Omit the images and reproduce the rest of the entries exactly.

Website and app data records:
===============

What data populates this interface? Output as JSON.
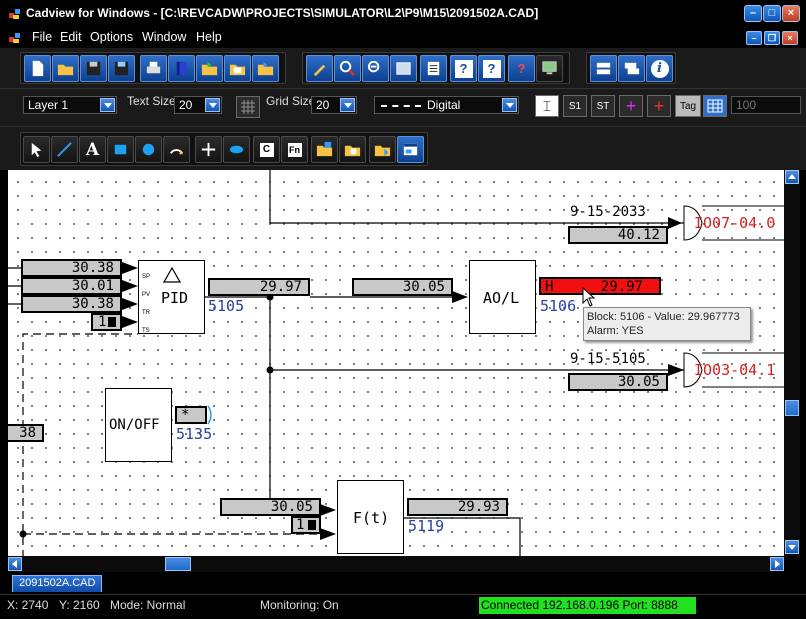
{
  "window": {
    "title": "Cadview for Windows - [C:\\REVCADW\\PROJECTS\\SIMULATOR\\L2\\P9\\M15\\2091502A.CAD]",
    "icons": [
      "minimize-icon",
      "maximize-icon",
      "close-icon"
    ],
    "accent_color": "#1557b5"
  },
  "menu": {
    "items": [
      "File",
      "Edit",
      "Options",
      "Window",
      "Help"
    ]
  },
  "toolbar2": {
    "layer_value": "Layer 1",
    "text_size_label": "Text Size",
    "text_size_value": "20",
    "grid_size_label": "Grid Size",
    "grid_size_value": "20",
    "line_style_value": "Digital",
    "s1_label": "S1",
    "st_label": "ST",
    "tag_label": "Tag",
    "zoom_value": "100"
  },
  "diagram": {
    "date_top": "9-15-2033",
    "val_top": "40.12",
    "offpage_top": "IO07-04.0",
    "pid_in_sp": "30.38",
    "pid_in_pv": "30.01",
    "pid_in_tr": "30.38",
    "pid_in_ts": "1",
    "pid_label": "PID",
    "pid_pin_sp": "SP",
    "pid_pin_pv": "PV",
    "pid_pin_tr": "TR",
    "pid_pin_ts": "TS",
    "pid_out": "29.97",
    "pid_id": "5105",
    "ao_in": "30.05",
    "ao_label": "AO/L",
    "ao_alarm_prefix": "H",
    "ao_alarm_value": "29.97",
    "ao_id": "5106",
    "date_mid": "9-15-5105",
    "val_mid": "30.05",
    "offpage_mid": "IO03-04.1",
    "onoff_label": "ON/OFF",
    "onoff_val": "*",
    "onoff_id": "5135",
    "left_val": "38",
    "ft_in": "30.05",
    "ft_in2": "1",
    "ft_label": "F(t)",
    "ft_out": "29.93",
    "ft_id": "5119"
  },
  "tooltip": {
    "line1": "Block: 5106 - Value: 29.967773",
    "line2": "Alarm: YES"
  },
  "tabs": [
    "2091502A.CAD"
  ],
  "status": {
    "x": "X: 2740",
    "y": "Y: 2160",
    "mode": "Mode: Normal",
    "monitoring": "Monitoring: On",
    "connection": "Connected 192.168.0.196   Port: 8888"
  }
}
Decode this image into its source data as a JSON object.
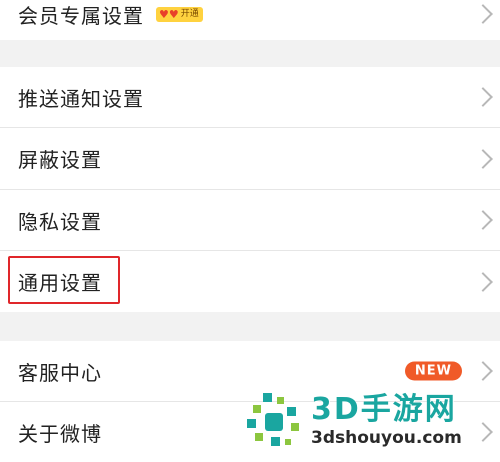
{
  "settings": {
    "vip": {
      "label": "会员专属设置",
      "badge_text": "开通"
    },
    "push": {
      "label": "推送通知设置"
    },
    "block": {
      "label": "屏蔽设置"
    },
    "privacy": {
      "label": "隐私设置"
    },
    "general": {
      "label": "通用设置"
    },
    "support": {
      "label": "客服中心",
      "badge": "NEW"
    },
    "about": {
      "label": "关于微博"
    }
  },
  "watermark": {
    "title": "3D手游网",
    "url": "3dshouyou.com"
  },
  "colors": {
    "highlight_border": "#e0262a",
    "new_badge": "#f05a28",
    "vip_badge": "#ffd23f",
    "watermark_teal": "#1aa6a0"
  }
}
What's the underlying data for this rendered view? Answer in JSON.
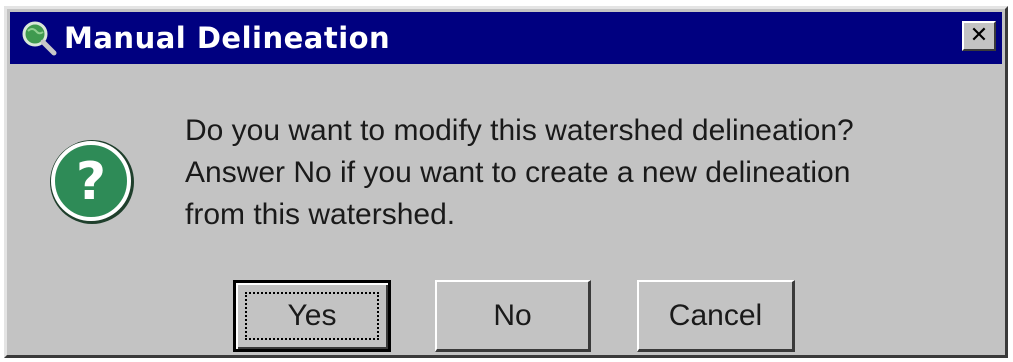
{
  "window": {
    "title": "Manual Delineation",
    "close_label": "✕",
    "app_icon": "globe-magnifier-icon"
  },
  "dialog": {
    "icon": "question-icon",
    "icon_glyph": "?",
    "message_lines": [
      "Do you want to modify this watershed delineation?",
      "Answer No if you want to create a new delineation",
      "from this watershed."
    ]
  },
  "buttons": {
    "yes": "Yes",
    "no": "No",
    "cancel": "Cancel"
  },
  "colors": {
    "titlebar": "#000080",
    "face": "#c3c3c3",
    "question_icon": "#2e8b57"
  }
}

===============

Answer:
What data populates this interface? Output as JSON.
{
  "window": {
    "title": "Cadview for Windows - [C:\\REVCADW\\PROJECTS\\SIMULATOR\\L2\\P9\\M15\\2091502A.CAD]",
    "icons": [
      "minimize-icon",
      "maximize-icon",
      "close-icon"
    ],
    "accent_color": "#1557b5"
  },
  "menu": {
    "items": [
      "File",
      "Edit",
      "Options",
      "Window",
      "Help"
    ]
  },
  "toolbar2": {
    "layer_value": "Layer 1",
    "text_size_label": "Text Size",
    "text_size_value": "20",
    "grid_size_label": "Grid Size",
    "grid_size_value": "20",
    "line_style_value": "Digital",
    "s1_label": "S1",
    "st_label": "ST",
    "tag_label": "Tag",
    "zoom_value": "100"
  },
  "diagram": {
    "date_top": "9-15-2033",
    "val_top": "40.12",
    "offpage_top": "IO07-04.0",
    "pid_in_sp": "30.38",
    "pid_in_pv": "30.01",
    "pid_in_tr": "30.38",
    "pid_in_ts": "1",
    "pid_label": "PID",
    "pid_pin_sp": "SP",
    "pid_pin_pv": "PV",
    "pid_pin_tr": "TR",
    "pid_pin_ts": "TS",
    "pid_out": "29.97",
    "pid_id": "5105",
    "ao_in": "30.05",
    "ao_label": "AO/L",
    "ao_alarm_prefix": "H",
    "ao_alarm_value": "29.97",
    "ao_id": "5106",
    "date_mid": "9-15-5105",
    "val_mid": "30.05",
    "offpage_mid": "IO03-04.1",
    "onoff_label": "ON/OFF",
    "onoff_val": "*",
    "onoff_id": "5135",
    "left_val": "38",
    "ft_in": "30.05",
    "ft_in2": "1",
    "ft_label": "F(t)",
    "ft_out": "29.93",
    "ft_id": "5119"
  },
  "tooltip": {
    "line1": "Block: 5106 - Value: 29.967773",
    "line2": "Alarm: YES"
  },
  "tabs": [
    "2091502A.CAD"
  ],
  "status": {
    "x": "X: 2740",
    "y": "Y: 2160",
    "mode": "Mode: Normal",
    "monitoring": "Monitoring: On",
    "connection": "Connected 192.168.0.196   Port: 8888"
  }
}
Decode this image into its source data as a JSON object.
{
  "settings": {
    "vip": {
      "label": "会员专属设置",
      "badge_text": "开通"
    },
    "push": {
      "label": "推送通知设置"
    },
    "block": {
      "label": "屏蔽设置"
    },
    "privacy": {
      "label": "隐私设置"
    },
    "general": {
      "label": "通用设置"
    },
    "support": {
      "label": "客服中心",
      "badge": "NEW"
    },
    "about": {
      "label": "关于微博"
    }
  },
  "watermark": {
    "title": "3D手游网",
    "url": "3dshouyou.com"
  },
  "colors": {
    "highlight_border": "#e0262a",
    "new_badge": "#f05a28",
    "vip_badge": "#ffd23f",
    "watermark_teal": "#1aa6a0"
  }
}
What's the underlying data for this rendered view? Answer in JSON.
{
  "window": {
    "title": "Manual Delineation",
    "close_label": "✕",
    "app_icon": "globe-magnifier-icon"
  },
  "dialog": {
    "icon": "question-icon",
    "icon_glyph": "?",
    "message_lines": [
      "Do you want to modify this watershed delineation?",
      "Answer No if you want to create a new delineation",
      "from this watershed."
    ]
  },
  "buttons": {
    "yes": "Yes",
    "no": "No",
    "cancel": "Cancel"
  },
  "colors": {
    "titlebar": "#000080",
    "face": "#c3c3c3",
    "question_icon": "#2e8b57"
  }
}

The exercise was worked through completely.